As for the West’s most recent war, on what President Bush has called ‘the axis of terror,’ it seems likely that film-makers will be the first to respond. Most observers of the terrorist attacks of September 11, 2001, were at once queasily struck by the way the television pictures evoked so many mindless Hollywood bang-fests, and it was easy to conjecture the morbid contribution made by such exploitative films to the minds of the terrorists, already confused by material envy, sexual frustration and shame at the institutional failure of their religion. Yet Hollywood is nothing if not thick-skinned, and that awful day will doubtless provide a backdrop for many movies over the next few years. As for the air and ground war in Afghanistan itself, it seems too remote and too specialized—not just professional soldiers, but specialized units within those forces—to have a wider human resonance. The SAS memoir is already an established and fast-selling genre in Britian, but it relies for its effect on a documentary thrill that follows the breaking of professional confidences. Does this mean that war novels are finished?

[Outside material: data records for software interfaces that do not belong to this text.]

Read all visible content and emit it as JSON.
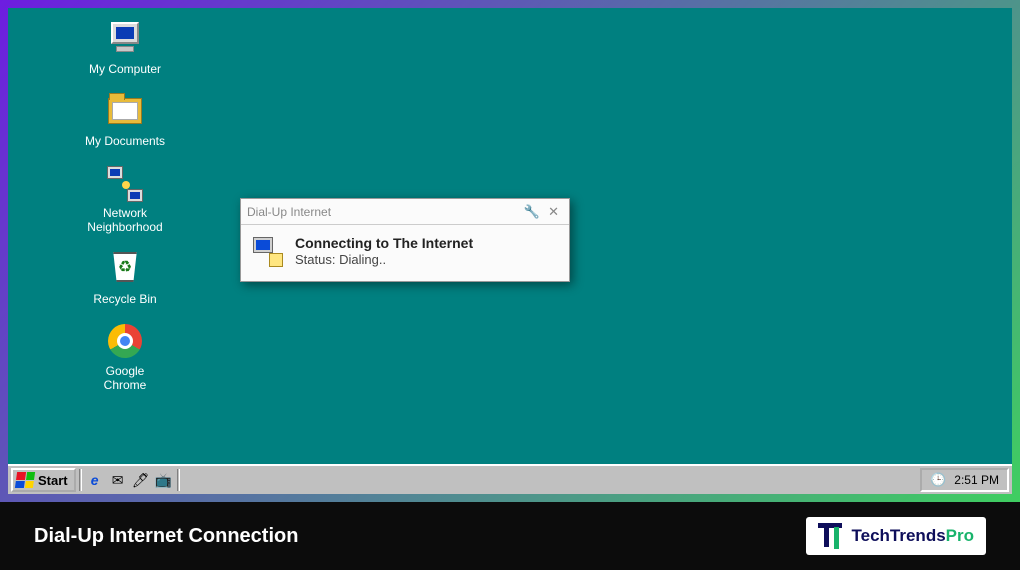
{
  "desktop": {
    "icons": [
      {
        "id": "my-computer",
        "label": "My Computer"
      },
      {
        "id": "my-documents",
        "label": "My Documents"
      },
      {
        "id": "network-neighborhood",
        "label": "Network\nNeighborhood"
      },
      {
        "id": "recycle-bin",
        "label": "Recycle Bin"
      },
      {
        "id": "google-chrome",
        "label": "Google\nChrome"
      }
    ]
  },
  "dialog": {
    "title": "Dial-Up Internet",
    "heading": "Connecting to The Internet",
    "status_label": "Status:",
    "status_value": "Dialing.."
  },
  "taskbar": {
    "start_label": "Start",
    "quicklaunch": [
      {
        "id": "ie",
        "glyph": "e"
      },
      {
        "id": "outlook",
        "glyph": "✉"
      },
      {
        "id": "desktop",
        "glyph": "🖊"
      },
      {
        "id": "channels",
        "glyph": "📺"
      }
    ],
    "tray": {
      "icons": [
        {
          "id": "scheduler",
          "glyph": "🕒"
        }
      ],
      "clock": "2:51 PM"
    }
  },
  "caption": {
    "text": "Dial-Up Internet Connection",
    "brand_a": "TechTrends",
    "brand_b": "Pro"
  }
}
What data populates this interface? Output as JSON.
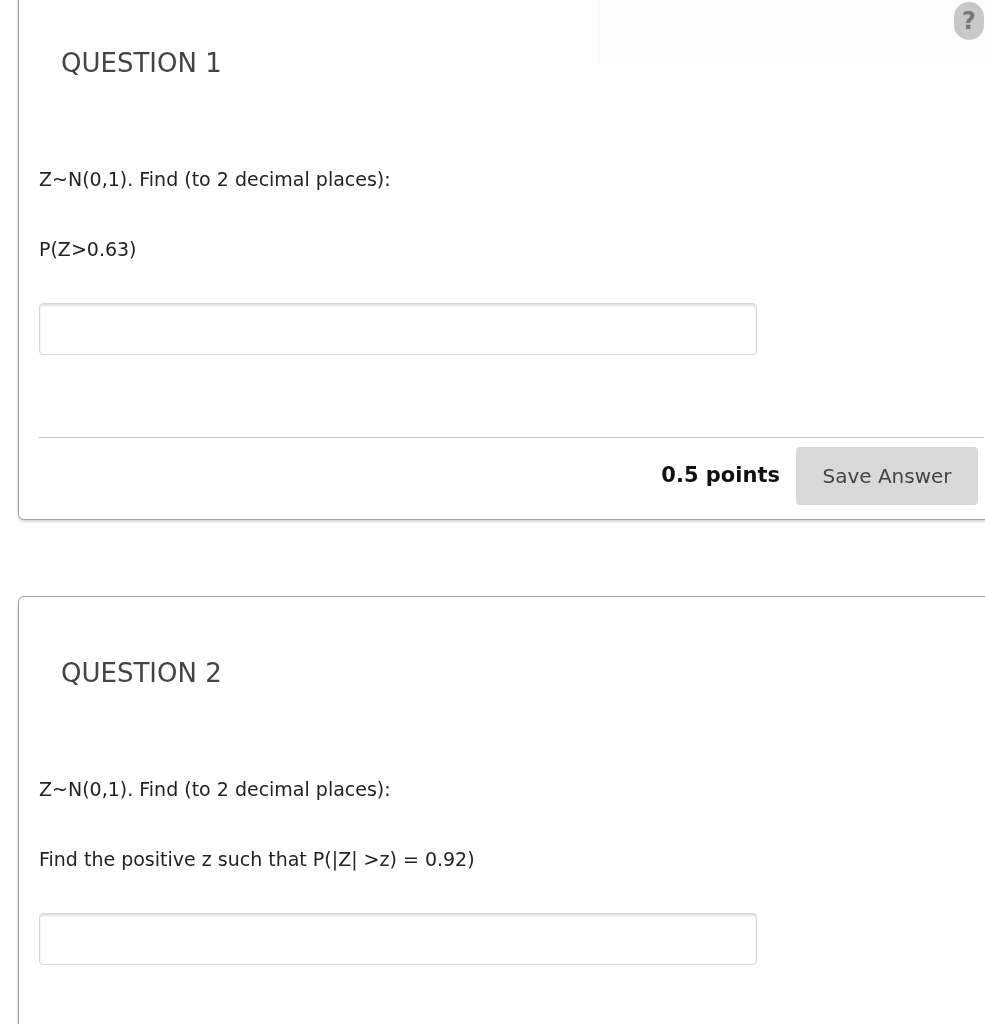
{
  "help_button": {
    "label": "?"
  },
  "questions": [
    {
      "title": "QUESTION 1",
      "prompt": "Z~N(0,1). Find (to 2 decimal places):",
      "sub_prompt": "P(Z>0.63)",
      "points": "0.5 points",
      "save_button": "Save Answer"
    },
    {
      "title": "QUESTION 2",
      "prompt": "Z~N(0,1). Find (to 2 decimal places):",
      "sub_prompt": "Find the positive z such that P(|Z| >z) = 0.92)"
    }
  ]
}
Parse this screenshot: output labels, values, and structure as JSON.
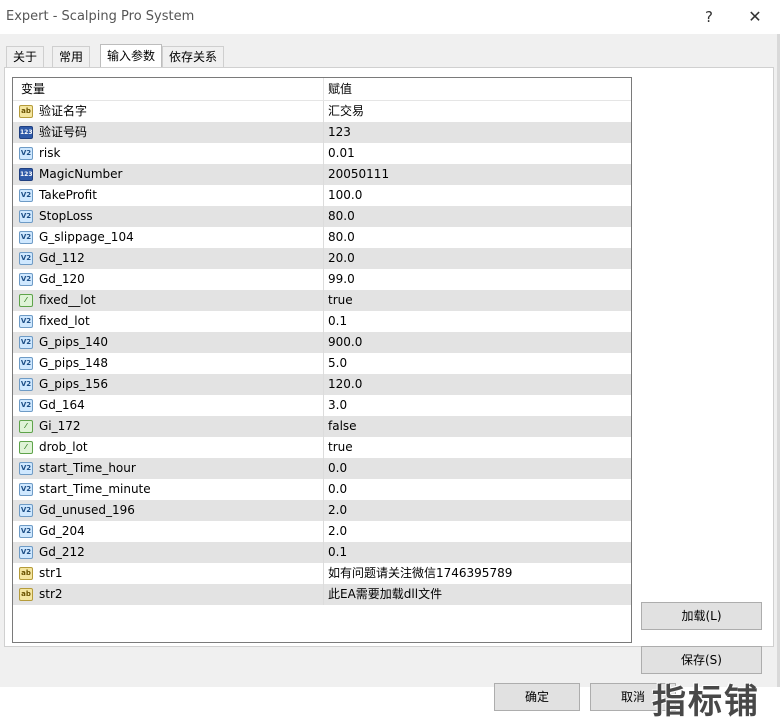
{
  "window": {
    "title": "Expert - Scalping Pro System",
    "help_glyph": "?",
    "close_glyph": "✕"
  },
  "tabs": [
    {
      "label": "关于",
      "active": false
    },
    {
      "label": "常用",
      "active": false
    },
    {
      "label": "输入参数",
      "active": true
    },
    {
      "label": "依存关系",
      "active": false
    }
  ],
  "grid": {
    "header_variable": "变量",
    "header_value": "赋值",
    "rows": [
      {
        "name": "验证名字",
        "value": "汇交易",
        "icon": "string-icon",
        "icon_text": "ab"
      },
      {
        "name": "验证号码",
        "value": "123",
        "icon": "integer-icon",
        "icon_text": "123"
      },
      {
        "name": "risk",
        "value": "0.01",
        "icon": "double-icon",
        "icon_text": "V2"
      },
      {
        "name": "MagicNumber",
        "value": "20050111",
        "icon": "integer-icon",
        "icon_text": "123"
      },
      {
        "name": "TakeProfit",
        "value": "100.0",
        "icon": "double-icon",
        "icon_text": "V2"
      },
      {
        "name": "StopLoss",
        "value": "80.0",
        "icon": "double-icon",
        "icon_text": "V2"
      },
      {
        "name": "G_slippage_104",
        "value": "80.0",
        "icon": "double-icon",
        "icon_text": "V2"
      },
      {
        "name": "Gd_112",
        "value": "20.0",
        "icon": "double-icon",
        "icon_text": "V2"
      },
      {
        "name": "Gd_120",
        "value": "99.0",
        "icon": "double-icon",
        "icon_text": "V2"
      },
      {
        "name": "fixed__lot",
        "value": "true",
        "icon": "bool-icon",
        "icon_text": "⁄"
      },
      {
        "name": "fixed_lot",
        "value": "0.1",
        "icon": "double-icon",
        "icon_text": "V2"
      },
      {
        "name": "G_pips_140",
        "value": "900.0",
        "icon": "double-icon",
        "icon_text": "V2"
      },
      {
        "name": "G_pips_148",
        "value": "5.0",
        "icon": "double-icon",
        "icon_text": "V2"
      },
      {
        "name": "G_pips_156",
        "value": "120.0",
        "icon": "double-icon",
        "icon_text": "V2"
      },
      {
        "name": "Gd_164",
        "value": "3.0",
        "icon": "double-icon",
        "icon_text": "V2"
      },
      {
        "name": "Gi_172",
        "value": "false",
        "icon": "bool-icon",
        "icon_text": "⁄"
      },
      {
        "name": "drob_lot",
        "value": "true",
        "icon": "bool-icon",
        "icon_text": "⁄"
      },
      {
        "name": "start_Time_hour",
        "value": "0.0",
        "icon": "double-icon",
        "icon_text": "V2"
      },
      {
        "name": "start_Time_minute",
        "value": "0.0",
        "icon": "double-icon",
        "icon_text": "V2"
      },
      {
        "name": "Gd_unused_196",
        "value": "2.0",
        "icon": "double-icon",
        "icon_text": "V2"
      },
      {
        "name": "Gd_204",
        "value": "2.0",
        "icon": "double-icon",
        "icon_text": "V2"
      },
      {
        "name": "Gd_212",
        "value": "0.1",
        "icon": "double-icon",
        "icon_text": "V2"
      },
      {
        "name": "str1",
        "value": "如有问题请关注微信1746395789",
        "icon": "string-icon",
        "icon_text": "ab"
      },
      {
        "name": "str2",
        "value": "此EA需要加载dll文件",
        "icon": "string-icon",
        "icon_text": "ab"
      }
    ]
  },
  "buttons": {
    "load": "加载(L)",
    "save": "保存(S)",
    "ok": "确定",
    "cancel": "取消"
  },
  "watermark": {
    "text": "指标铺"
  }
}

As serious fiction has moved further from plot and incident, the reader’s hunger for books that impose an artistic and comforting pattern on the random events of life is less often satisfied. War can still deal with big events, while violent accidents or sudden reversals are considered melodramatic in ordinary fiction. Only in a war novel can you respectably kill off your main character with a stray sniper’s bullet, yet such deaths are in some way emblematic, in extreme form, of the inexplicable randomness of life events as we experience them from day to day in peace. A parent who has lost a child in a car accident may find greater affinity with the narrative emergencies of people in a wartime novel than in one that deals with a married woman’s failed love affair or a sensitive young man’s sexual awakening.
It still seems to me strange, when I came to think of it, that there are not more war books.
The bulk of the hard work that has gone into this anthology has been done by my co-editor Jörg Hensgen; his reading, researching, editing and organising have been prodigious. While I am happy to accept the blame for any shortcomings, the credit for any strengths this book may have is more likely to be his. I confess that occasionally during our collaboration I salved my guilt at the inequity of our contributions by reflecting that I was the first male member of my family for more than 100 years who, when confronted by a German of the same generation, had at least not tried to kill him.
Excerpted from The Vintage Book of War Fiction by Edited by Sebastian Faulks and Jorg Hensgen. Copyright © 2002 by Edited by Sebastian Faulks and Jorg Hensgen. Excerpted by permission of Vintage, a division of Random House, Inc. All rights reserved. No part of this excerpt may be reproduced or reprinted without permission in writing from the publisher.